The bill tries to address these industrial problems on both the supply and demand sides. It promises to help factories retool and retrofit their processes in lower- or zero-carbon ways and to help companies calculate the embodied carbon of their products, with the aim of reducing it. It will pay power plants and industrial facilities to capture carbon dioxide from their operations—at a price, $85 a ton, now generous enough to make it advantageous for many cement facilities to try, Jesse Jenkins, an engineering professor at Princeton University, told me. It creates a new and surprisingly lucrative program for generating low-carbon green hydrogen, which is expected to be an important fossil-fuel substitute in high-temperature industrial processes such as refining and steelmaking.

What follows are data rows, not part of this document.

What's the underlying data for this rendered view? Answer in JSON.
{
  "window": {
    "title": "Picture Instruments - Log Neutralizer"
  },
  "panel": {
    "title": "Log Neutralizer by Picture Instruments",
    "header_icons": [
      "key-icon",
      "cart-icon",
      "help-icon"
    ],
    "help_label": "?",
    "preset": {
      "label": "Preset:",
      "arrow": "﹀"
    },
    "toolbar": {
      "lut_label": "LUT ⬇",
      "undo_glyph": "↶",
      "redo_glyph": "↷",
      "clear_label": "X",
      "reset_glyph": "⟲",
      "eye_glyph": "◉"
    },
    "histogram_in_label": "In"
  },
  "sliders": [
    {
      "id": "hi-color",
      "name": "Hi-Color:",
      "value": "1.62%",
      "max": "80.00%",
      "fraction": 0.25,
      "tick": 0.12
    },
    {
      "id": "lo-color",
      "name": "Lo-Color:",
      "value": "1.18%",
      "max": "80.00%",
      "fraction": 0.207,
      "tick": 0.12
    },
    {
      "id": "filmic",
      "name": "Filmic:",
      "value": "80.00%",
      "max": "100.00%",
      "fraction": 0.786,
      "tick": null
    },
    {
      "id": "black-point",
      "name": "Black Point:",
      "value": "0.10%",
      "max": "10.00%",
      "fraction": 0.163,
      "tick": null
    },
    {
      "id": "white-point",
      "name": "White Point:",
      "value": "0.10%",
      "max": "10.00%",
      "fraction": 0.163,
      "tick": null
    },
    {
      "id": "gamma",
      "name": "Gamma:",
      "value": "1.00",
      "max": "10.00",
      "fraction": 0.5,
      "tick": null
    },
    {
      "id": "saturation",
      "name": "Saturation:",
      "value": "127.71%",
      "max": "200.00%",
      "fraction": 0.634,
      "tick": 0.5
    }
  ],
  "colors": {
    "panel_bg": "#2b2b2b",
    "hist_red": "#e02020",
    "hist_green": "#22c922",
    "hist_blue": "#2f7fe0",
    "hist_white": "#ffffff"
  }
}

Keep reading! It also devotes $5 billion to a broad program meant to establish climate-friendly industries, or remake factories that already exist, in towns and regions dependent on carbon-intense manufacturing. And it creates a new tax on oil and gas companies that penalizes them for emitting the super-pollutant methane during their drilling operations, while subsidizing the technology that will help them stay below the bill’s threshold for punishment.
And—one more!—the bill opens an entirely new $4 billion fund that will turn the government into a buyer of first resort for that low-carbon steel, concrete, and other industrial materials. Such a technique helps ensure that early-stage companies can find demand for their products before an industry fully develops; it was once used to get the American semiconductor industry off the ground.
So again: Is this enough? Of course not. The bill does not actually require emissions to decline over the next decade, as the Clean Electricity Program would have. But a $555 billion investment in climate would be—and this is somewhat faint praise—the largest investment in the energy transition that the United States has made. (A single year of the package’s spending exceeds the total energy spending from the last titleholder, the 2009 Recovery Act.) More to the point, $555 billion on the green economy would also surpass the $272 billion that the European Union committed to a green recovery from the COVID-19 recession, according to data from the Rhodium Group, an energy-analysis firm. On a per capita basis, it would even rival the roughly $650 billion investment that the EU hopes will unlock a “European Green Deal.” It is quite a bit of money, in other words, and it would do quite a bit of good, especially for the industrial workers to whom both Biden and Manchin have pledged their political career.
But first: It has to pass.